With most plants, pollinators such as bees, flies and birds are rewarded with nectar or pollen for their services. But about one-third of the estimated 30,000 orchid species in the world rely on pollinator deception. Pollinators are lured by a wide array of colours or odours, without the sweet nectar treat.
Like many lady's-slipper species, pink lady's-slippers are food deceptors. These pink-hued flowers that resemble ballet flats attract bees and other insects with a fruity scent, but offer no nectar. The bees, unaware of the trickery, are attracted to the flower and enter the lip and get trapped. After a few minutes trying to escape the flower, the bees start to make their way under the stigma until a passage through the back of the flower opens. To get out, they have to walk right past the stamens of the plant that smear sticky pollen on the upper side of the bee’s thorax. When the bee visits the next flower, it first leaves pollen on its stigma before picking up a new load of pollen, and fertilizes the plant. Sneaky!
Another way orchids deceive pollinators is through odours. The plants produce an alluring scent that mimics pheromones released by females, attracting males. The lovesick pollinator will then pollinate the flower while attempting to mate with it.
The ram’s head lady's-slipper, which gets its name from the sac-like shape of its lip petal, which resembles the head of a charging ram, are amazingly long-lived, and only reach maturity at 10 to 16 years of age. Ram’s head lady's-slippers are pollinated by small- to mid-sized bees that are attracted to its sweet, but deceptive, scent. Once fertilized, the plants seal up to exclude additional insects.
Unfortunately, orchids face many threats to their survival, from habitat loss, to trampling and collection, to invasive species. Orchids are very sensitive to disturbances, and many species grow under specific and unique conditions that can easily be altered or destroyed.
The Nature Conservancy of Canada (NCC) is working to protect orchid species across Ontario, specifically on the Saugeen Bruce Peninsula, by protecting key areas of habitat. You too can help protect these delicate and important species by being aware of where you are stepping and staying on the trail to limit disturbance. Keeping your pets on a leash, picking up after them and not removing wild flowers from natural areas are all ways that you can help ensure the continued survival of these beautiful and rare plants.
NCC would like to thank and recognize the members of the Southern Ontario Orchid Society for their support of conservation.
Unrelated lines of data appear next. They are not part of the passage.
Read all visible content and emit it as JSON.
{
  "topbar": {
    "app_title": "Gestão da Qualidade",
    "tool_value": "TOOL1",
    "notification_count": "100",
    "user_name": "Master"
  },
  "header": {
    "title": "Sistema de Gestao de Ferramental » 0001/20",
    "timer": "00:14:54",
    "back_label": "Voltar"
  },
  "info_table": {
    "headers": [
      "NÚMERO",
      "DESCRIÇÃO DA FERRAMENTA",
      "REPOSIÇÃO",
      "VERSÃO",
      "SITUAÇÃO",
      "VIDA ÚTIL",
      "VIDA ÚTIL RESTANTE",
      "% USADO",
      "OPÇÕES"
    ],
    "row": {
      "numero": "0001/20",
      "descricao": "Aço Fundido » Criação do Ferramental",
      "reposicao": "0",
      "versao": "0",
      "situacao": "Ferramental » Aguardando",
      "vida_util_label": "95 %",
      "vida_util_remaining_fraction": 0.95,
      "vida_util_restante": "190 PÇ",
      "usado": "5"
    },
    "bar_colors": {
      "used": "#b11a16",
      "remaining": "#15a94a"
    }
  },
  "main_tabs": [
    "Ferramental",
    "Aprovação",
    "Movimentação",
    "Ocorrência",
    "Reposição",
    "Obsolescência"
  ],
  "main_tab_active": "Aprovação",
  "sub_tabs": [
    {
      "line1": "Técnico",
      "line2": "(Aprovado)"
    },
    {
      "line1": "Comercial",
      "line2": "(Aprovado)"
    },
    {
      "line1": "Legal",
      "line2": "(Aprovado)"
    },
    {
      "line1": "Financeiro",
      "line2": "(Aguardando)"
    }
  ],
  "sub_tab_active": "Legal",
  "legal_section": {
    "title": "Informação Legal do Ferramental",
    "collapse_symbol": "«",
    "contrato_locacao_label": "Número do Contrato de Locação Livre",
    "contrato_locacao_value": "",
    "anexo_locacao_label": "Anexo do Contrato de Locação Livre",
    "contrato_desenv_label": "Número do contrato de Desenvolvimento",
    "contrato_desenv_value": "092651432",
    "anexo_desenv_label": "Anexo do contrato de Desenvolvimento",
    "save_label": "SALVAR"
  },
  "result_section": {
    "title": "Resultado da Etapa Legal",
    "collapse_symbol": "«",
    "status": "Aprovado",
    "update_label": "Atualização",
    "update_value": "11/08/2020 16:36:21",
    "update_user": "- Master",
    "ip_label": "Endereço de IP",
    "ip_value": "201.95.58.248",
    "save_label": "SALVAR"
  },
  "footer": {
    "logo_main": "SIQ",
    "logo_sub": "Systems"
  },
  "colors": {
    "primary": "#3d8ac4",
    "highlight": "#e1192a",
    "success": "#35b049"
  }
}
Since 1992, the Southern Ontario Orchid Society has donated over $70,000 to support NCC's work in protecting orchid habitat across the province.
Eastern prairie white-fringed orchid
Eastern prairie white-fringed orchid, ON (Photo by NCC)
- 0.5–1 m tall
- Narrow, long leaves
- 10-40 whitish flowers that are 1.8–2.5 cm wide
- Flowering occurs late June to late July; seed capsules ripen in late August/early September
Range in Canada: Ontario, centred around the Great Lakes
Habitat: Wet prairies, fens and bogs
Showy orchis/showy orchid
Showy orchis, ON (Photo by Esme Batten)
- 10-15 cm tall
- Dark green basal leaves
- Up to 15 mauve to pink and white flowers
Range in Canada: Ontario, Quebec and New Brunswick
Habitat: Deciduous, mixed mature or semi-mature forests
Ram’s head lady's-slipper
Ram's head lady's-slipper (Photo by Wikimedia)
- 5-10 cm tall
- Stem is slender and hairy with 3 to 4 deep green leaves
- Solitary greenish-brown and white flowers with dark red veins
- Flowers from May to mid-June
Range: Southern Ontario, reaching from Manitoba east to Nova Scotia.
Habitat: Moist coniferous forest